Breaking down your backswing into three parts to ensure that your body is on the plane the whole way is a technique that find useful. When you reach the top of your backswing, take a moment to catch your breath before beginning your downswing.
If your membership remains off the aircraft after this practice, you’ll want to take it slowly. Take a half swing, stop, and focus on swinging inside for a fade and outside for a draw while taking a half swing. Familiarizing yourself with the location of the membership at that point in the swing can help you improve your consistency and avoid golf double cross shots.
Hopefully, you now know what a double-cross is and how to prevent them in the future and you are fully aware of what a double-cross is in golf. When it comes to golf swings, try to believe in yourself. Although you may not always succeed, if you commit to a shot and believe it, you will have a lot better chance.
When you attempt to remedy problems with your wrists as you come through the golf ball, you’re likely to wind up with a result that leads to a worse issue. A double-cross is a huge blunder, but it can be avoided.
What Is The Definition Of A Double-Cross Swing?
A Double-Cross in Golf Swing: A double-cross occurs when a golfer attempts to shoot a left-to-right stroke but instead hits the ball with a right-to-left curve, or vice versa.
Why Am I Double-Crossing My Golf Driver?
When you shoot down one side with the intention of bending the shot back toward the target, but it bends the opposite way, it’s known as the dreaded double-cross. The lumberyard is right there. When a high-handicapper with a consistent slice hits a tee shot toward a stream or O.B., for example,
What’s The Best Way To Avoid A Double-Cross?
Focus on not letting go of your wrists too early in the shot to avoid hitting a double-cross in golf. When the wrist turns too quickly, the club face collapses and the ball hooks. Moving the ball farther back in the stance might also help prevent a closed club face during the stroke.
What Causes A Double Cross In A Golf Swing?

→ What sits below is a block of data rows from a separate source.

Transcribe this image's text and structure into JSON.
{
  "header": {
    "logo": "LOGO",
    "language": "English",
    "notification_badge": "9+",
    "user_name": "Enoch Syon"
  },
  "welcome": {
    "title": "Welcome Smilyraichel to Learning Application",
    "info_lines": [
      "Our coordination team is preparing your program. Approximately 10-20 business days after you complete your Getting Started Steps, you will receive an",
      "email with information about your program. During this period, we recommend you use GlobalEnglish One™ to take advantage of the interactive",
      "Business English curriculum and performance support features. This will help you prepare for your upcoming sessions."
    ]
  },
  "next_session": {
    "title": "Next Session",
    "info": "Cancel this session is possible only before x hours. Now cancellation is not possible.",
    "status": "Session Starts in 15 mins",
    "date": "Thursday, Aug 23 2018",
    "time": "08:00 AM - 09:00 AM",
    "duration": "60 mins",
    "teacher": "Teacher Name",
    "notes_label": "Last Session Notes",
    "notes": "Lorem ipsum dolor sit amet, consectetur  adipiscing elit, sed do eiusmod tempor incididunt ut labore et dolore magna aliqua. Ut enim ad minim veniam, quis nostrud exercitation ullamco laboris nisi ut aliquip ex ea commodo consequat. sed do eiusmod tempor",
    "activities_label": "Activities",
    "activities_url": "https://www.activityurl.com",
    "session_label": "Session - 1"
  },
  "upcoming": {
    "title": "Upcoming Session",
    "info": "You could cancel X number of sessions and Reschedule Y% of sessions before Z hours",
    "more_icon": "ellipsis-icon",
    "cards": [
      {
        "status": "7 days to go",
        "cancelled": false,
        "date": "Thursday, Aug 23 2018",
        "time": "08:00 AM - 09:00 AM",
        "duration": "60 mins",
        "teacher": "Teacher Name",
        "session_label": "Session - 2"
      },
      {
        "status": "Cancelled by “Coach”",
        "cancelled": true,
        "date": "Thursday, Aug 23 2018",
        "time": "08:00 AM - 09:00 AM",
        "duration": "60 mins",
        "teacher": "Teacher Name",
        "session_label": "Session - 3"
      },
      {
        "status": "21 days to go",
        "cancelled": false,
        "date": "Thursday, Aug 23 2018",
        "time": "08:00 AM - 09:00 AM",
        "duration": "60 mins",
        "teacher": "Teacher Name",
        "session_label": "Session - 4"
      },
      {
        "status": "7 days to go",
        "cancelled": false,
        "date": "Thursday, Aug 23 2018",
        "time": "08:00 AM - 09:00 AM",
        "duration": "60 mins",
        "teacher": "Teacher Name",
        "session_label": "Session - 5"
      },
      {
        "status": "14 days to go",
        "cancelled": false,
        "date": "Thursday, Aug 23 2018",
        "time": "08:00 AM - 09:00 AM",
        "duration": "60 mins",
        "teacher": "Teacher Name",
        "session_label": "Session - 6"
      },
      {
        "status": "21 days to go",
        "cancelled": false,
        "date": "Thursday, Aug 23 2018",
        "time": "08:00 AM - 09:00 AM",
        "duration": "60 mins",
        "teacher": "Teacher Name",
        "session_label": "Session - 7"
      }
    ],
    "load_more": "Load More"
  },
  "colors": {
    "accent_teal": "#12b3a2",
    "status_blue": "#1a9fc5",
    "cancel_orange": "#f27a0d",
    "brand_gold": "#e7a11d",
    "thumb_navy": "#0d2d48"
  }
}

A double-cross occurs when you fire down one side to bend the shot back toward the target, but it bends the other way. smack dab in the centre of a sawmill. When a high-handicapper hits a tee shot into a stream or O.B., for example, the slicing continues.